  • If someone at the range is going to be instructing a wheelchair sportsmen on shooting techniques, it makes sense to have a wheelchair handy for the instructor, so that he or she can get an idea of the feel and perspective of the student. The instructor should practice shooting from a seated position in a chair prior to giving instruction so that he or she can understand the specific problems disabled shooters face.
  • Shooting from a rifle or pistol bench may give solid support to an able-bodied shooter but is a physical impossibility for someone in a wheelchair. A standard shooting bench is going to be too high for a wheelchair shooter, and those with attached seats are obviously an impassable obstacle. Baskin notes that shooting benches should be limited to 28 to 31 inches in height to accommodate disabled shooters.
  • Controls for target carriers need to be accessible for the disabled rifle or pistol shooter. "The old overhead hand crank is obviously useless for disabled shooters," Baskin said. "And electronic controls need to be low enough so that someone seated can read and operate them.
  • Portable benches built at a lower level but with sufficient under clearance to accommodate a wheelchair are the only real answer to making a rifle or pistol firing line handicap accessible.
  • Specially adapted firearms or other shooting equipment can be helpful, Baskin said, but disabled shooters will often provide their own specialized shooting tools. "Because disabilities are so individual, there is not a lot of over-the-counter items to suit them," Baskin said. "If they shoot, they'll either already have equipment or someone is designing some for them."

There are so many forms and degrees of physical disability that they are difficult to categorize. Disabled shooters used to be lumped together based on their basic condition - wheelchair shooters shot among themselves, single-arm amputees against single-arm amputees, and so on. But that didn't provide fair and equal competition.

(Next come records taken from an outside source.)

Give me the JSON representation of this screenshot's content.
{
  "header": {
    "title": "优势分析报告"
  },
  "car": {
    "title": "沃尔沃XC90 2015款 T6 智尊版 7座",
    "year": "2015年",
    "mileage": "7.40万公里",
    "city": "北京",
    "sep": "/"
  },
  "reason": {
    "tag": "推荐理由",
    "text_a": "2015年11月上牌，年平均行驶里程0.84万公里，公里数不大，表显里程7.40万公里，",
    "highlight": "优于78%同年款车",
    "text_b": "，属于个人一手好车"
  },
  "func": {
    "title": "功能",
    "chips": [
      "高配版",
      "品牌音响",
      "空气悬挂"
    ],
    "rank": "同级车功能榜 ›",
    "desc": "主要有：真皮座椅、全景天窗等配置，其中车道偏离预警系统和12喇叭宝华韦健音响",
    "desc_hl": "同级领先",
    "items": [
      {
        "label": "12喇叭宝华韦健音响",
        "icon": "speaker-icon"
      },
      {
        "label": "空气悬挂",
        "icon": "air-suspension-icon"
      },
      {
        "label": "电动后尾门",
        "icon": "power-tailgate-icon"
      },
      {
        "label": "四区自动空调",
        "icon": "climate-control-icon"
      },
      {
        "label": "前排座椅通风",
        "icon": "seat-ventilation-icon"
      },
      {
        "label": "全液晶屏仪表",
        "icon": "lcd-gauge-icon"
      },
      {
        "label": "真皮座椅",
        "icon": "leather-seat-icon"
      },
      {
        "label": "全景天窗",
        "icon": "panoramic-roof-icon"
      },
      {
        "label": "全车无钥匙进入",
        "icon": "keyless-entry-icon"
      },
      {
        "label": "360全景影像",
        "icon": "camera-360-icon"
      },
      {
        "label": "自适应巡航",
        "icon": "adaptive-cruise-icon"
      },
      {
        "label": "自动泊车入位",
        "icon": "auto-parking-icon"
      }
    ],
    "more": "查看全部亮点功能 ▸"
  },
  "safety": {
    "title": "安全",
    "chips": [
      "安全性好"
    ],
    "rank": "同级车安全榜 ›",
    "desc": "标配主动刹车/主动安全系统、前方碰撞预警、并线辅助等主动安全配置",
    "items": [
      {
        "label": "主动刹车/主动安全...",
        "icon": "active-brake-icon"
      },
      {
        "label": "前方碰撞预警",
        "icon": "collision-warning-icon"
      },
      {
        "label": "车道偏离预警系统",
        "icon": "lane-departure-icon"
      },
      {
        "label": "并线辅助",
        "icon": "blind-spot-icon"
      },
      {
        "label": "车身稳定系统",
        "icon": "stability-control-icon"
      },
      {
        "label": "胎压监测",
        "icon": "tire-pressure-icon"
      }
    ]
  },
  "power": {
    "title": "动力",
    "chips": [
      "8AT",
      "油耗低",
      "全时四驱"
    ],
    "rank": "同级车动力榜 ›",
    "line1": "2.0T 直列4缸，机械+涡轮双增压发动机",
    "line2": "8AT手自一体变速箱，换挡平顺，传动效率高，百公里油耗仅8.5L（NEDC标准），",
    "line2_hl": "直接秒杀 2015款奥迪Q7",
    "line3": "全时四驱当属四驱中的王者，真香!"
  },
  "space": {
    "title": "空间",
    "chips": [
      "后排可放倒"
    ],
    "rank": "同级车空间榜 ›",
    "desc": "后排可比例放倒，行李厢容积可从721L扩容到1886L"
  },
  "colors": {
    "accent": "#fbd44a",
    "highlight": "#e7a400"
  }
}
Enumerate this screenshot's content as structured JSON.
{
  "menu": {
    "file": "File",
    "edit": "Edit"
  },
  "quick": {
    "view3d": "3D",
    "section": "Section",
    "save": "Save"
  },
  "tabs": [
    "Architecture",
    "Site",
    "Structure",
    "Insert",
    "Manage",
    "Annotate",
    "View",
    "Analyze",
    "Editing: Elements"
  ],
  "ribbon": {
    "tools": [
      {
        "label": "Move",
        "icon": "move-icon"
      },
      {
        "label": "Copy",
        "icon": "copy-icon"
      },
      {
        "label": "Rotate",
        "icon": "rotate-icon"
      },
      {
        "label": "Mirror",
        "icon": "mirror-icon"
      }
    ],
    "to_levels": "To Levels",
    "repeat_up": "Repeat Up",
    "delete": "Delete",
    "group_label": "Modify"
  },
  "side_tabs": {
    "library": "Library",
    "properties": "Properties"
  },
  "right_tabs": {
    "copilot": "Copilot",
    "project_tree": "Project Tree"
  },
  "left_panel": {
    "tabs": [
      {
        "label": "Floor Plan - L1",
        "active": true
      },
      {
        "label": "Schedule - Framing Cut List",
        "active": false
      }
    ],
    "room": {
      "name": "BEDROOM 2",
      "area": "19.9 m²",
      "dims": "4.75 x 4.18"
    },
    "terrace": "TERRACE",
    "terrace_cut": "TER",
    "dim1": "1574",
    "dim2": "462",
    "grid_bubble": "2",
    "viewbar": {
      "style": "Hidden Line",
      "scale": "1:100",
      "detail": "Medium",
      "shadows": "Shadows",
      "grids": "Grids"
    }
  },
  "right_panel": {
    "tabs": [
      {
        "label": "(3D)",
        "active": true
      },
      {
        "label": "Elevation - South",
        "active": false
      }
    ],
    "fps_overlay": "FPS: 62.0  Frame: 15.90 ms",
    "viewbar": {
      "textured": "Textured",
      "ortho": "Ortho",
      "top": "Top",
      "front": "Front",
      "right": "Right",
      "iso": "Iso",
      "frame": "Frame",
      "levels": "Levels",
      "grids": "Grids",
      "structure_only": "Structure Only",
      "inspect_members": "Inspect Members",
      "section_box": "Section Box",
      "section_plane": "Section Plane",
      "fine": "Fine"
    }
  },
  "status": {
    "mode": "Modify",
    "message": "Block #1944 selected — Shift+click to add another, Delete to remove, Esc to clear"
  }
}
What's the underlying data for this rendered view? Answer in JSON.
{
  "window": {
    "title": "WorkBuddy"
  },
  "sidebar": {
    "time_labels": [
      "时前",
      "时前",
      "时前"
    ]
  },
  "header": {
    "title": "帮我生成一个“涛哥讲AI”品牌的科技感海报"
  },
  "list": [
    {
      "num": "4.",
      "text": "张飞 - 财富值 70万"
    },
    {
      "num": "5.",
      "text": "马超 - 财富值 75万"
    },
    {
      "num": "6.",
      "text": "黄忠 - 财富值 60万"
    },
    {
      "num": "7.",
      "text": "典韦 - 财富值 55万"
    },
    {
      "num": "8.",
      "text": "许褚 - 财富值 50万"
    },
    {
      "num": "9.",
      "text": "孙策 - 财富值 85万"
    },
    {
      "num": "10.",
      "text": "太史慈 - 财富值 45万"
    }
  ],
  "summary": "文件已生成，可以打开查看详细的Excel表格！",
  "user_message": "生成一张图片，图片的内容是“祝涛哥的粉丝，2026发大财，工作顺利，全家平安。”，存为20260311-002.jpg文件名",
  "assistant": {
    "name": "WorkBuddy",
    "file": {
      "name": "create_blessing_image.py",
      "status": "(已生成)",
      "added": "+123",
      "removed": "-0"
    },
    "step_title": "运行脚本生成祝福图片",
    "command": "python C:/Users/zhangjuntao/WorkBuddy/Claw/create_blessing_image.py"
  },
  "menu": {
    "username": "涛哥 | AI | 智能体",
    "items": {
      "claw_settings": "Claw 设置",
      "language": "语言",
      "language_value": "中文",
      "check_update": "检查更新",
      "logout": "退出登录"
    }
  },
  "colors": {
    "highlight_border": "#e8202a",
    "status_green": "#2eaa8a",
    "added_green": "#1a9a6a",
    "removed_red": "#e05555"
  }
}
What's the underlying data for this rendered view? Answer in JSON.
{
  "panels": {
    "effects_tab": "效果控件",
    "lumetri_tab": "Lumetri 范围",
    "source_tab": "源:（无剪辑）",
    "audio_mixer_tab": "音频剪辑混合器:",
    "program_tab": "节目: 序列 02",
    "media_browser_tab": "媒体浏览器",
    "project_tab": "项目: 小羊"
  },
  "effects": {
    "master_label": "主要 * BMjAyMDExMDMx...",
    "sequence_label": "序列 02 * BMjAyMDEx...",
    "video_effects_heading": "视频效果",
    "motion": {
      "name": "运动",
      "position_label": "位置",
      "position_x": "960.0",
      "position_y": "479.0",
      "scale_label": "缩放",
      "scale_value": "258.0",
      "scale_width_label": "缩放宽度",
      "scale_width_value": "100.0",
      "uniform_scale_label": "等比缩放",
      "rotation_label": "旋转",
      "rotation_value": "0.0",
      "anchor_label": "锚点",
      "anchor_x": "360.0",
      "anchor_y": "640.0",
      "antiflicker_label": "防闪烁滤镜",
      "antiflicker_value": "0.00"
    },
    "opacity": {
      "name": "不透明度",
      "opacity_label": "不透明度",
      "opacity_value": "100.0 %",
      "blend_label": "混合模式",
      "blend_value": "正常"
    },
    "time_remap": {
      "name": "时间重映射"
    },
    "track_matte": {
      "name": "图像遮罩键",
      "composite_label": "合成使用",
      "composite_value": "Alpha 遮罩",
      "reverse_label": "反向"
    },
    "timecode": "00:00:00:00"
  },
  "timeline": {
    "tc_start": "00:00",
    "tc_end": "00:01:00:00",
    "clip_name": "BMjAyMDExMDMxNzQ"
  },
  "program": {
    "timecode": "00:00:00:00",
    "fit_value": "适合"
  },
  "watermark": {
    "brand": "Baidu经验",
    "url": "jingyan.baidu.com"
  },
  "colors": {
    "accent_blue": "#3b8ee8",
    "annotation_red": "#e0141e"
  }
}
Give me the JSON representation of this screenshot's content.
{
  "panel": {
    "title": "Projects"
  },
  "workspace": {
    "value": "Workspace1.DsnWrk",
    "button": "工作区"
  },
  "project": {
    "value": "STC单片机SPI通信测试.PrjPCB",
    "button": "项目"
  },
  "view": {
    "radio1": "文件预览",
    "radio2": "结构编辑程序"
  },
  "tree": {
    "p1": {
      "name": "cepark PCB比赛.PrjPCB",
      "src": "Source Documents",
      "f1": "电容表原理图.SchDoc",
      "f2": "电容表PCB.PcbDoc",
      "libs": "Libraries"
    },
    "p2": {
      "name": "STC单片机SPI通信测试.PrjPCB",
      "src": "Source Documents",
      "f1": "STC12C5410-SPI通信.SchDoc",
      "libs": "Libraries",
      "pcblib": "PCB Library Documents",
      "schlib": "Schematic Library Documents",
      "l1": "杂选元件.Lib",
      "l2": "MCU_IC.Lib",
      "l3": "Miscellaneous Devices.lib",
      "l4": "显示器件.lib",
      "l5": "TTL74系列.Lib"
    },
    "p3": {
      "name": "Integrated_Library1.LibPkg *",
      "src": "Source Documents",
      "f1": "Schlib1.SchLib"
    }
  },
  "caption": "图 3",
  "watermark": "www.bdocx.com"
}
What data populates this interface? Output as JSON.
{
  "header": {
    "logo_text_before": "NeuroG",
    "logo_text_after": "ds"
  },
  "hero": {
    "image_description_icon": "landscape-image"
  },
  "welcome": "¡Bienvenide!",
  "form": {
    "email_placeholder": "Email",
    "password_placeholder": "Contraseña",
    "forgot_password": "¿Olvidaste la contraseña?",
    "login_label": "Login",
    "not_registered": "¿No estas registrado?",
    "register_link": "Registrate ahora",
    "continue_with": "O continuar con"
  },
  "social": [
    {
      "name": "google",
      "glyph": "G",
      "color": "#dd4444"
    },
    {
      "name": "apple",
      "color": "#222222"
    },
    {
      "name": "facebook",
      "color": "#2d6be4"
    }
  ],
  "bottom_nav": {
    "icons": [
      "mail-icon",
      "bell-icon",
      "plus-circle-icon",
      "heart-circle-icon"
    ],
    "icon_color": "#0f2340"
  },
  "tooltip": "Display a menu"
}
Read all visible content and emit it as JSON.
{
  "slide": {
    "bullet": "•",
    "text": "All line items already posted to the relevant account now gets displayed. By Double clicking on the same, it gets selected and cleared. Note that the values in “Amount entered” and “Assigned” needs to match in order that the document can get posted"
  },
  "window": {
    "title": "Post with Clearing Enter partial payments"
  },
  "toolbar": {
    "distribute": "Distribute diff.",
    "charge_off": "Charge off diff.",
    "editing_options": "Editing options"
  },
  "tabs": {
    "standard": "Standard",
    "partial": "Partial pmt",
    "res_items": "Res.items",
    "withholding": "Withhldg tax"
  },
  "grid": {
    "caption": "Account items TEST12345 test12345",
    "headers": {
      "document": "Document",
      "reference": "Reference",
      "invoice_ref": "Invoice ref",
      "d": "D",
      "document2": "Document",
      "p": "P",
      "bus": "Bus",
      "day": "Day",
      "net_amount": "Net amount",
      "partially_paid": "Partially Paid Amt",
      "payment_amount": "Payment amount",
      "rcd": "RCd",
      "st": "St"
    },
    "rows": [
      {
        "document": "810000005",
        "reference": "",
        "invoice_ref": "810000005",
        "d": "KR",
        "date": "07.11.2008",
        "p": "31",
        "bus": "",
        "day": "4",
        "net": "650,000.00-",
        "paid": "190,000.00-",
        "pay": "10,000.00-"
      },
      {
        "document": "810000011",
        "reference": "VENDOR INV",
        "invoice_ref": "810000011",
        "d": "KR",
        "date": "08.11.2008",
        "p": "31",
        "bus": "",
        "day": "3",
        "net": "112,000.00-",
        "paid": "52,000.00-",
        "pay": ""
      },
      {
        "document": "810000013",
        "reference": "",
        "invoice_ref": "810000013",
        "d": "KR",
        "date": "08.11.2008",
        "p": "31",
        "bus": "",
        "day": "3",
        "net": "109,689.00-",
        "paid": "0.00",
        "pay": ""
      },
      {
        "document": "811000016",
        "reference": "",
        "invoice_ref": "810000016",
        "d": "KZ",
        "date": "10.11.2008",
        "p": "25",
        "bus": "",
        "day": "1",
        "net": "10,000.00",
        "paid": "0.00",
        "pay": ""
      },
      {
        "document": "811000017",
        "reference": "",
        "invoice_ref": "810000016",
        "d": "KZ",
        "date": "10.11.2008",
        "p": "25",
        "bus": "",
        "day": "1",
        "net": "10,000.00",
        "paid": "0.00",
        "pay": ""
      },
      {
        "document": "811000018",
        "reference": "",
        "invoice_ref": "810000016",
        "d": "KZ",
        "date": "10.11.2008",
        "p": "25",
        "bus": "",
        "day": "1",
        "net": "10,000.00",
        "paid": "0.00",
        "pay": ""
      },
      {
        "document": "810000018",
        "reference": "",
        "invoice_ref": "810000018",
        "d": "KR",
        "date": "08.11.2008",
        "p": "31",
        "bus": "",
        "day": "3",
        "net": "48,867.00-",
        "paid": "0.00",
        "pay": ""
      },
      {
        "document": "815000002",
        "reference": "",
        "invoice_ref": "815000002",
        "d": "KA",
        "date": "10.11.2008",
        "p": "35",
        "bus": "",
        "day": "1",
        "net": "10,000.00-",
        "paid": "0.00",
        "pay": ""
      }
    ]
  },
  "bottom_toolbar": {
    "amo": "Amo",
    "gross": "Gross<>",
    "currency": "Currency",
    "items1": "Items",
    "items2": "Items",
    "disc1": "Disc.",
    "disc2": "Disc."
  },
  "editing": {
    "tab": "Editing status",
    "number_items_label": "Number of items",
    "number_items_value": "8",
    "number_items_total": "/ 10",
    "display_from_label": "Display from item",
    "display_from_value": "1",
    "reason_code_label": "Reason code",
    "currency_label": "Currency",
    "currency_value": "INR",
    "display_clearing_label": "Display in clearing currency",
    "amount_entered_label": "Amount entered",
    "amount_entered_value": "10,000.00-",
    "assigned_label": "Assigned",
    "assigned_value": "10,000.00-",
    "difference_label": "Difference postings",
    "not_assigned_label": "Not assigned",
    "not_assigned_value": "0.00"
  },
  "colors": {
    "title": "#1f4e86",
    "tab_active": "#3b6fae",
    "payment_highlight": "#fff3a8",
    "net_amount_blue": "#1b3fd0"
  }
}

"The key is to look at each individual's function, not their disability," says Baskin, who designs adaptive equipment for shooters. "Each disability is individual. For example, two men may have virtually identical T-6 vertebrae breaks, but one will have function of his arms and the other may not."

Ranges that accommodate disabled shooters may find that other individuals and community support groups become interested. Thomas points out that his group introduces a significant number of volunteers and other to outdoor sports through their involvement with disabled members. "My program is not only for the disabled, it's for everybody," he said. "We have to work together."

Special thanks to the National Rifle Association and Dave Baskin for their assistance in producing this story and providing photos.